Veteran local educator bidding farewell after 37-plus years

Posted: May 14, 2013

The Winchester Star

Sally Megeath, assistant head of school at Powhatan School in Boyce, reads a story with kindergartners Meghan Duley (from left), Sophia Appiah and Duncan Mackey on Monday. Megeath is retiring after more than 37 years in education. (Photo by Ginger Perry/The Winchester Star)


Sally Megeath remembers the electrical fire that destroyed her fourth-grade classroom at Powhatan School in 1988.

She greeted her 18 students on that day in the library and wondered, “How in the world am I going to teach these children?”

She then saw the books around her and found her answer.

“It completely changed the way I taught,” she said. “It was a defining moment.”

After finding ways to reach students for a combined 20 years at Powhatan, the lower school director and assistant head of the school will retire June 28.

“Here, you’re a family,” she said. “A real community. I’ll miss being a part of that community. I know I will.”

Megeath, a Front Royal native, has spent more than 37 years as an educator. She began her career at Winchester Intermediate School — what is now Douglas Community Learning Center — as a seventh-grade teacher.

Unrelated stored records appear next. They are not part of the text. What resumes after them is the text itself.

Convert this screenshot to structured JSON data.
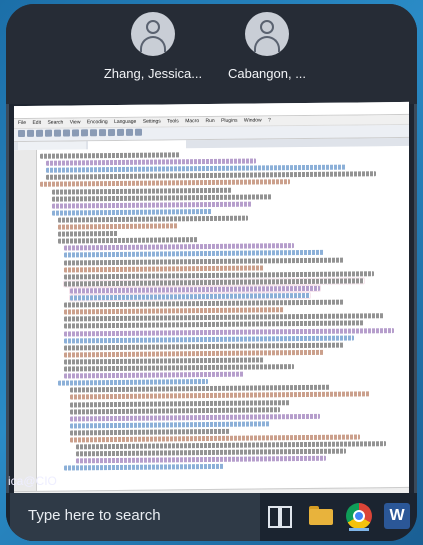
{
  "call": {
    "participants": [
      {
        "name": "Zhang, Jessica..."
      },
      {
        "name": "Cabangon, ..."
      }
    ]
  },
  "self_label": "ica@CIO",
  "taskbar": {
    "search_placeholder": "Type here to search",
    "icons": [
      "task-view-icon",
      "file-explorer-icon",
      "chrome-icon",
      "word-icon"
    ]
  },
  "shared_screen": {
    "editor": "Notepad++",
    "menus": [
      "File",
      "Edit",
      "Search",
      "View",
      "Encoding",
      "Language",
      "Settings",
      "Tools",
      "Macro",
      "Run",
      "Plugins",
      "Window",
      "?"
    ]
  },
  "colors": {
    "brand_word": "#2b5797",
    "folder": "#e8b33c",
    "taskbar": "#1b2430"
  }
}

After taking time off to raise her two sons, Megeath was hired at Powhatan, an independent day school (kindergarten through eighth-grade), as a kindergarten instructional assistant in 1979. She was a fourth-grade teacher for the next 11 years while also serving as director of admissions.

Megeath headed next to Frederick County Public Schools because she needed a higher salary in order to support her ailing husband and two children. During her tenure in the county, she served as principal at Senseny Road and Redbud Run elementary schools and as the division’s supervisor of instruction. The students and staff she worked with during those years will remember her as Sally Hovermale.

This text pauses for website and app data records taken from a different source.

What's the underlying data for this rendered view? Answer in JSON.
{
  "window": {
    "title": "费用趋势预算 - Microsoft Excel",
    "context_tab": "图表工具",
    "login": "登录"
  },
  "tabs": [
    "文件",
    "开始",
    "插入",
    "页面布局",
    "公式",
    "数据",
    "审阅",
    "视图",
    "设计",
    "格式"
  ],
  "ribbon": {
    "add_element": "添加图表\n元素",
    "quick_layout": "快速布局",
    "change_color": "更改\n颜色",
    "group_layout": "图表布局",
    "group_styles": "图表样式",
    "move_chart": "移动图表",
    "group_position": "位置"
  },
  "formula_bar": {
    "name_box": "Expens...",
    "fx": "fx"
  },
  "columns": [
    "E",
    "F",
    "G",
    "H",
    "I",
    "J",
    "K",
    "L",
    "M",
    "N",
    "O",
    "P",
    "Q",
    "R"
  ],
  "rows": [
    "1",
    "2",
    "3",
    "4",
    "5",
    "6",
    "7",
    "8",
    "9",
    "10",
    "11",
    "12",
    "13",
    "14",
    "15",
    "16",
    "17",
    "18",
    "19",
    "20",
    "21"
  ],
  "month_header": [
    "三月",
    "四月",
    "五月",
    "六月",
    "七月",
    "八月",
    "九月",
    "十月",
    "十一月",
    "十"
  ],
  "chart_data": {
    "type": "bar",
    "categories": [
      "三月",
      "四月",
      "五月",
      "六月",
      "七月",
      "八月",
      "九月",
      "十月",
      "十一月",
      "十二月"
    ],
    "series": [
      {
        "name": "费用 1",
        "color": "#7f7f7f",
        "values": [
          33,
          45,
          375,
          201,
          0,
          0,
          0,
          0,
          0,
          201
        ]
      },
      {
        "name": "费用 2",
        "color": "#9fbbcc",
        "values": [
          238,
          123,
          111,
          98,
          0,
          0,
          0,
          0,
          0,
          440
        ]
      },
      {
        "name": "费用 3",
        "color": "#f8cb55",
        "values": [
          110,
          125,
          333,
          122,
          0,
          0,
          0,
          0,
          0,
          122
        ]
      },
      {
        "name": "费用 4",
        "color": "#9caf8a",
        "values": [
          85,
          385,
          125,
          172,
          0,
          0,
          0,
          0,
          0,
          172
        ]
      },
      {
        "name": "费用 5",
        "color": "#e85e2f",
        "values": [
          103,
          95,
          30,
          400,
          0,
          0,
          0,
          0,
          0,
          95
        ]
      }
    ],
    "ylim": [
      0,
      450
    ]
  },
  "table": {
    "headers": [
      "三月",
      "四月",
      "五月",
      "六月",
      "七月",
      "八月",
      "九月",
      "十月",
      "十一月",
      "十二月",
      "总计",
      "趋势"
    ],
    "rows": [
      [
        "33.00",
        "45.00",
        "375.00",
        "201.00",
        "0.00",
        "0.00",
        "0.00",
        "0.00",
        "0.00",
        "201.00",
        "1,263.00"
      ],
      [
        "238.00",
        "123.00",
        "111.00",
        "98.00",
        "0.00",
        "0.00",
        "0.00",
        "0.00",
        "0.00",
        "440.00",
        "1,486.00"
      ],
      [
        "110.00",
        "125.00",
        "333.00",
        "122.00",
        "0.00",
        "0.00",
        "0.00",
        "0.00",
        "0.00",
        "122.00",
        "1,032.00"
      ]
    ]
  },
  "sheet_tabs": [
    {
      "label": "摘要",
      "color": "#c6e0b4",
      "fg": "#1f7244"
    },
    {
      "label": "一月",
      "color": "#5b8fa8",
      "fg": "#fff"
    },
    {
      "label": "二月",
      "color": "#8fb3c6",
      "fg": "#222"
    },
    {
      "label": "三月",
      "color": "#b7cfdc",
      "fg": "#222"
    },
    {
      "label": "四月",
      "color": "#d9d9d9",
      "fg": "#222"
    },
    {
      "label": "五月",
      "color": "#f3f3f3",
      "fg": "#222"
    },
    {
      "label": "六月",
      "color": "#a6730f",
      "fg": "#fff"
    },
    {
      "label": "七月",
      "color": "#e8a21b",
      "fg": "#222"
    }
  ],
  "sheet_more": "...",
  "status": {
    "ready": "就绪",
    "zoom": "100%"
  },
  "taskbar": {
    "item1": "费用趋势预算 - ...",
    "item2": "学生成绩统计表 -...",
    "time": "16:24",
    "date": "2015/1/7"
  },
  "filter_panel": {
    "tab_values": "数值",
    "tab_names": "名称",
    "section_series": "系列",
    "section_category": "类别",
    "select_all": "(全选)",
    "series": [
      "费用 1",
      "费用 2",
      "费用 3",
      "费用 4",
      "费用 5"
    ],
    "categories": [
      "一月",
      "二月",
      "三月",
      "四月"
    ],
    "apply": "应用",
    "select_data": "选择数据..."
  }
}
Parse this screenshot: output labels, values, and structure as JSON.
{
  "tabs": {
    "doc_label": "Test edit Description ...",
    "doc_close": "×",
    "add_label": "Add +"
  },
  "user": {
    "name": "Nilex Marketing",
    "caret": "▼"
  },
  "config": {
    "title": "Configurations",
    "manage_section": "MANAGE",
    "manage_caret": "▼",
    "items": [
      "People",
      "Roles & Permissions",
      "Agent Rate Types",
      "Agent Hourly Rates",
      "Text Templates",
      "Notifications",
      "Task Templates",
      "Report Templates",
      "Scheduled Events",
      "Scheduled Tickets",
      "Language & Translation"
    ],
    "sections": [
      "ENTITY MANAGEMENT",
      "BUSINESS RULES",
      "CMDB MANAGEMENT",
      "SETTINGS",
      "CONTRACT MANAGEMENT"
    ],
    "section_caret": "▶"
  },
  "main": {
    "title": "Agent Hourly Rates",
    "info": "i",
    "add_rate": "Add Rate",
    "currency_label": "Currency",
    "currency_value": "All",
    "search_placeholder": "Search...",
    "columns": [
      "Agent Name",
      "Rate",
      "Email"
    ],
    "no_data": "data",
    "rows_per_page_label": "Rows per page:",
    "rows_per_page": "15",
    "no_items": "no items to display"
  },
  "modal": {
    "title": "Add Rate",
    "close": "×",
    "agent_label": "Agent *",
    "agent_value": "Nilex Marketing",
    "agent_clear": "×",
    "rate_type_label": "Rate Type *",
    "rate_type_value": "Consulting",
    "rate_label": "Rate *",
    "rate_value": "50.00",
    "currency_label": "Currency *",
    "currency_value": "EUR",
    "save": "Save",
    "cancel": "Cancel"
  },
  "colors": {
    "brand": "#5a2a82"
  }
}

In 2005, Megeath was invited back to Powhatan as the director of the lower school.

In this role, she oversees the instructional program of students in kindergarten through fifth grade, helps with the admission and placement of the students, coaches new teachers, approves field trips and helps to hire staff members.

As assistant head, she evaluates the performance of all personnel.

“Sally is undoubtedly one of the finest colleagues with whom I have worked,” said Head of School Sue Scarborough in an e-mail. “Her outlook on life, love of children and wonderful sense of humor make all our days at Powhatan sunny and fun. We will all miss her greatly.”

Megeath said her biggest love is knowing the name of each of the 150 lower school students, the ways they learn best and the books they like to read.

“I will miss the everyday contact with students,” she said. “As director, I could become more directly involved in instruction. I like what goes on in the classroom. I know each child individually, and I delight in that.”

Kindergarten teacher Julie Scheulen said her students love the times when Megeath pops into their classroom because she has something to say to every child.

“She’s extremely patient with both teachers and students,” Scheulen said.

Megeath will spend her retirement traveling, visiting her two grandchildren in New Jersey, reading, playing bridge and volunteering.

“I loved every day of my working career,” she said. “[Powhatan] really was the right place for me.”

Kevin Hessberg will take over for Megeath as the lower school director beginning July 1.

He graduated from the Curry School of Education at the University of Virginia with a doctorate in curriculum and instruction.

Hessberg has taught a range of ages and content areas and most recently served as an adjunct professor at James Madison University and as the academic and logistics coordinator for an academic enrichment summer camp at the University of Virginia.

— Contact Rebecca Layne at